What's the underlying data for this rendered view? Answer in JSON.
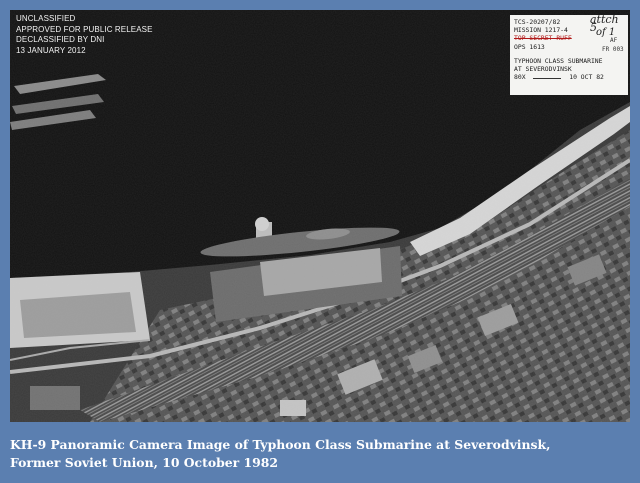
{
  "release_stamp": {
    "lines": [
      "UNCLASSIFIED",
      "APPROVED FOR PUBLIC RELEASE",
      "DECLASSIFIED BY DNI",
      "13 JANUARY 2012"
    ]
  },
  "label_card": {
    "line1": "TCS-20207/82",
    "line2": "MISSION 1217-4",
    "line3": "TOP SECRET RUFF",
    "line4": "OPS 1613",
    "line5": "TYPHOON CLASS SUBMARINE",
    "line6": "AT SEVERODVINSK",
    "line7_left": "80X",
    "line7_right": "10 OCT 82",
    "hand_note": "attch 5",
    "hand_mark": "of 1",
    "side_codes": [
      "AF",
      "FR 003"
    ],
    "strike_color": "#b01818"
  },
  "caption": {
    "line1": "KH-9 Panoramic Camera Image of Typhoon Class Submarine at Severodvinsk,",
    "line2": "Former Soviet Union, 10 October 1982"
  },
  "colors": {
    "background": "#5b7fb0",
    "caption_text": "#ffffff"
  }
}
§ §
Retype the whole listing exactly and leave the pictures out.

**SOLUTION BELOW**:
What's the underlying data for this rendered view? Answer in JSON.
{
  "release_stamp": {
    "lines": [
      "UNCLASSIFIED",
      "APPROVED FOR PUBLIC RELEASE",
      "DECLASSIFIED BY DNI",
      "13 JANUARY 2012"
    ]
  },
  "label_card": {
    "line1": "TCS-20207/82",
    "line2": "MISSION 1217-4",
    "line3": "TOP SECRET RUFF",
    "line4": "OPS 1613",
    "line5": "TYPHOON CLASS SUBMARINE",
    "line6": "AT SEVERODVINSK",
    "line7_left": "80X",
    "line7_right": "10 OCT 82",
    "hand_note": "attch 5",
    "hand_mark": "of 1",
    "side_codes": [
      "AF",
      "FR 003"
    ],
    "strike_color": "#b01818"
  },
  "caption": {
    "line1": "KH-9 Panoramic Camera Image of Typhoon Class Submarine at Severodvinsk,",
    "line2": "Former Soviet Union, 10 October 1982"
  },
  "colors": {
    "background": "#5b7fb0",
    "caption_text": "#ffffff"
  }
}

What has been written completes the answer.